◆ **PROBLEM DESCRIPTION**: Your answer must be an exact copy of the records below, with every picture left out.
──────── TASK DATA
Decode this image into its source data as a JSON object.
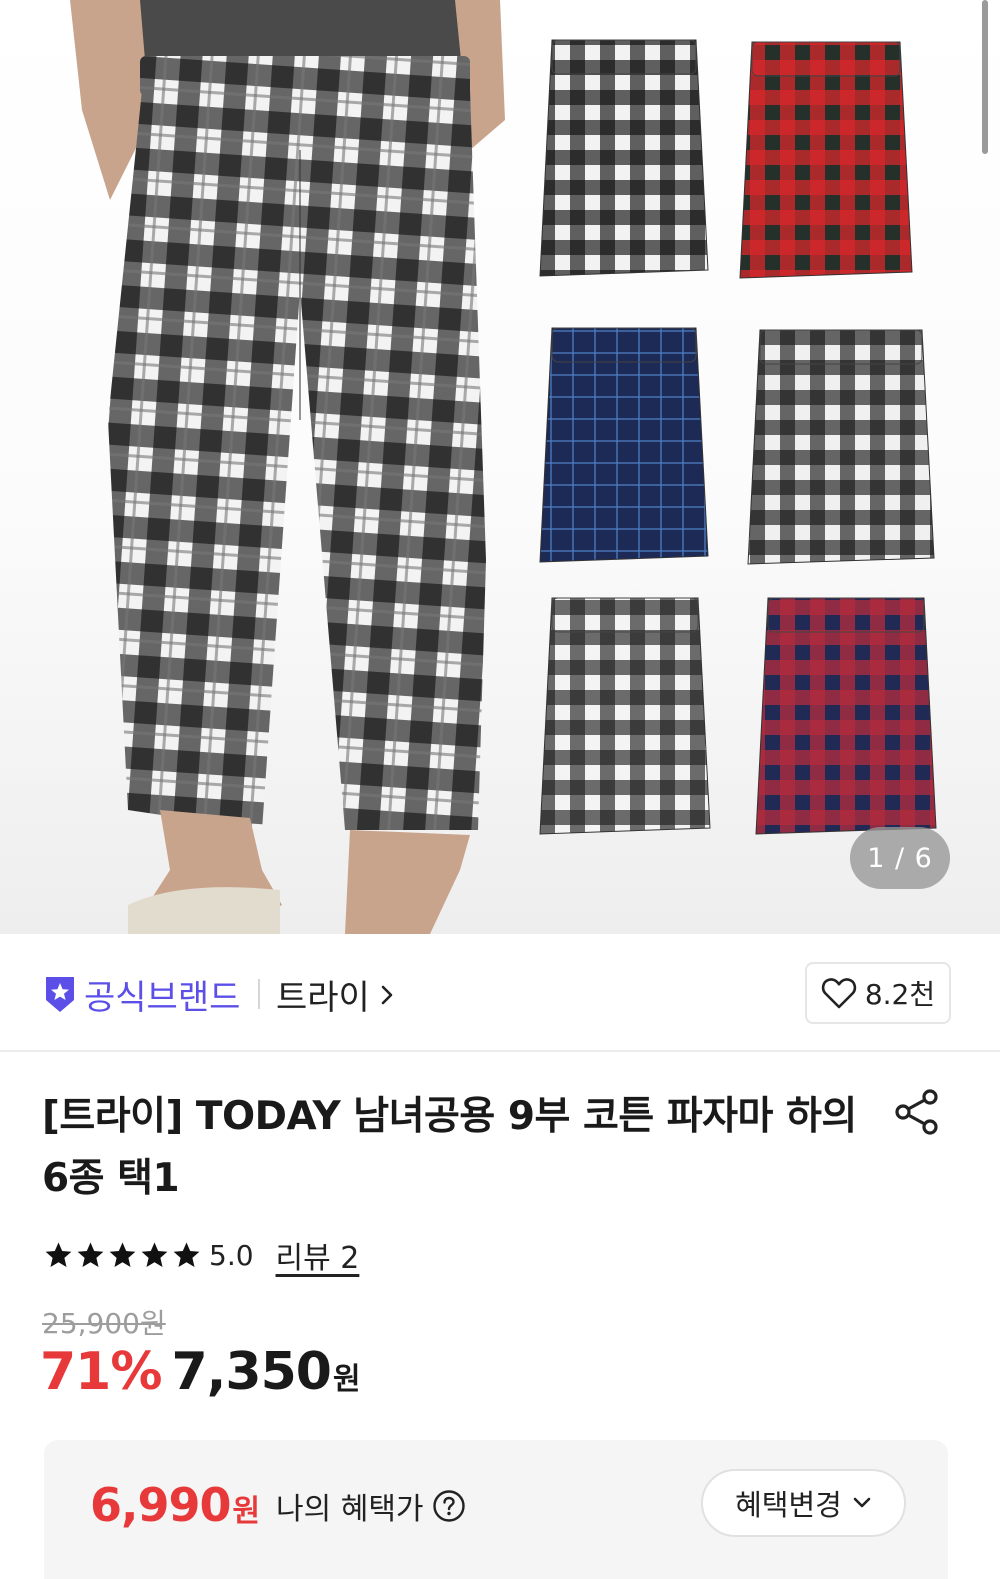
{
  "gallery": {
    "page_indicator": "1 / 6",
    "current_page": 1,
    "total_pages": 6,
    "variant_swatches": [
      {
        "name": "black-white-check",
        "base": "#f2f2f2",
        "line": "#111111"
      },
      {
        "name": "green-red-tartan",
        "base": "#25302a",
        "line": "#d6262b"
      },
      {
        "name": "navy-blue-check",
        "base": "#1d2a55",
        "line": "#4c7cc0"
      },
      {
        "name": "black-white-red-check",
        "base": "#f0f0f0",
        "line": "#1a1a1a"
      },
      {
        "name": "grey-white-check",
        "base": "#f4f4f4",
        "line": "#222222"
      },
      {
        "name": "navy-red-tartan",
        "base": "#212a55",
        "line": "#b42a3c"
      }
    ]
  },
  "brand": {
    "badge_label": "공식브랜드",
    "store_name": "트라이",
    "likes": "8.2천",
    "accent_color": "#5b4fe8"
  },
  "product": {
    "title": "[트라이] TODAY 남녀공용 9부 코튼 파자마 하의 6종 택1",
    "rating": 5,
    "rating_text": "5.0",
    "review_label": "리뷰 2",
    "original_price": "25,900원",
    "discount": "71%",
    "price": "7,350",
    "currency": "원",
    "sale_color": "#e8393a"
  },
  "benefit": {
    "price": "6,990",
    "currency": "원",
    "label": "나의 혜택가",
    "change_button": "혜택변경"
  }
}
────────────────
◆ **ANSWER SECTION**:
Decode this image into its source data as a JSON object.
{
  "gallery": {
    "page_indicator": "1 / 6",
    "current_page": 1,
    "total_pages": 6,
    "variant_swatches": [
      {
        "name": "black-white-check",
        "base": "#f2f2f2",
        "line": "#111111"
      },
      {
        "name": "green-red-tartan",
        "base": "#25302a",
        "line": "#d6262b"
      },
      {
        "name": "navy-blue-check",
        "base": "#1d2a55",
        "line": "#4c7cc0"
      },
      {
        "name": "black-white-red-check",
        "base": "#f0f0f0",
        "line": "#1a1a1a"
      },
      {
        "name": "grey-white-check",
        "base": "#f4f4f4",
        "line": "#222222"
      },
      {
        "name": "navy-red-tartan",
        "base": "#212a55",
        "line": "#b42a3c"
      }
    ]
  },
  "brand": {
    "badge_label": "공식브랜드",
    "store_name": "트라이",
    "likes": "8.2천",
    "accent_color": "#5b4fe8"
  },
  "product": {
    "title": "[트라이] TODAY 남녀공용 9부 코튼 파자마 하의 6종 택1",
    "rating": 5,
    "rating_text": "5.0",
    "review_label": "리뷰 2",
    "original_price": "25,900원",
    "discount": "71%",
    "price": "7,350",
    "currency": "원",
    "sale_color": "#e8393a"
  },
  "benefit": {
    "price": "6,990",
    "currency": "원",
    "label": "나의 혜택가",
    "change_button": "혜택변경"
  }
}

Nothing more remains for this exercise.